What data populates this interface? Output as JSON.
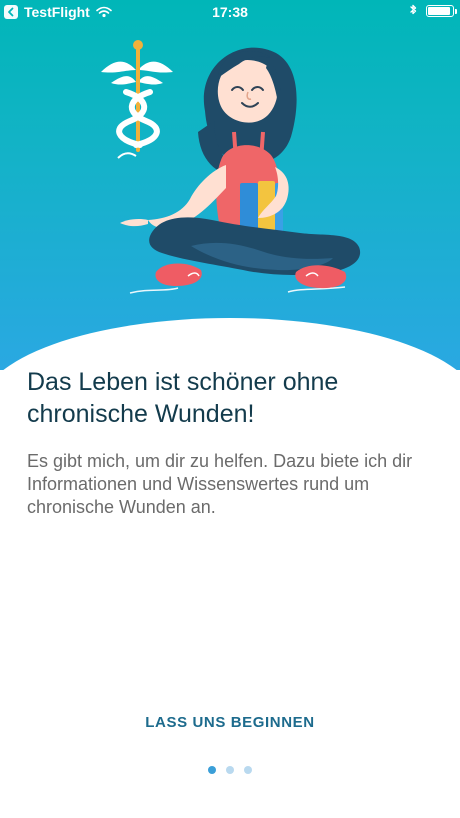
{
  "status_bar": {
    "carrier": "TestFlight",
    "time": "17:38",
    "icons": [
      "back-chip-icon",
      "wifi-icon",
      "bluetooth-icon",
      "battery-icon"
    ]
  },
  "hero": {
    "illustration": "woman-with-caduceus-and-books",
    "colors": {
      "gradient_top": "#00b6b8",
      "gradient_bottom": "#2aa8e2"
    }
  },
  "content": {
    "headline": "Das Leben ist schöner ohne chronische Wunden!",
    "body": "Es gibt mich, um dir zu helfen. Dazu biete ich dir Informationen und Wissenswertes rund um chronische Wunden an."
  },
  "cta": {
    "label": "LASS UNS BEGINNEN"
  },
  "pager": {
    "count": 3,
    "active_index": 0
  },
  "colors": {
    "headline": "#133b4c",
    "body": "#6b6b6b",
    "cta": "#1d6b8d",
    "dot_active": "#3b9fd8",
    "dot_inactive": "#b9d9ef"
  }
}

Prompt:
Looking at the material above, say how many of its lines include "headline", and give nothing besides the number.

Response for this exercise:
2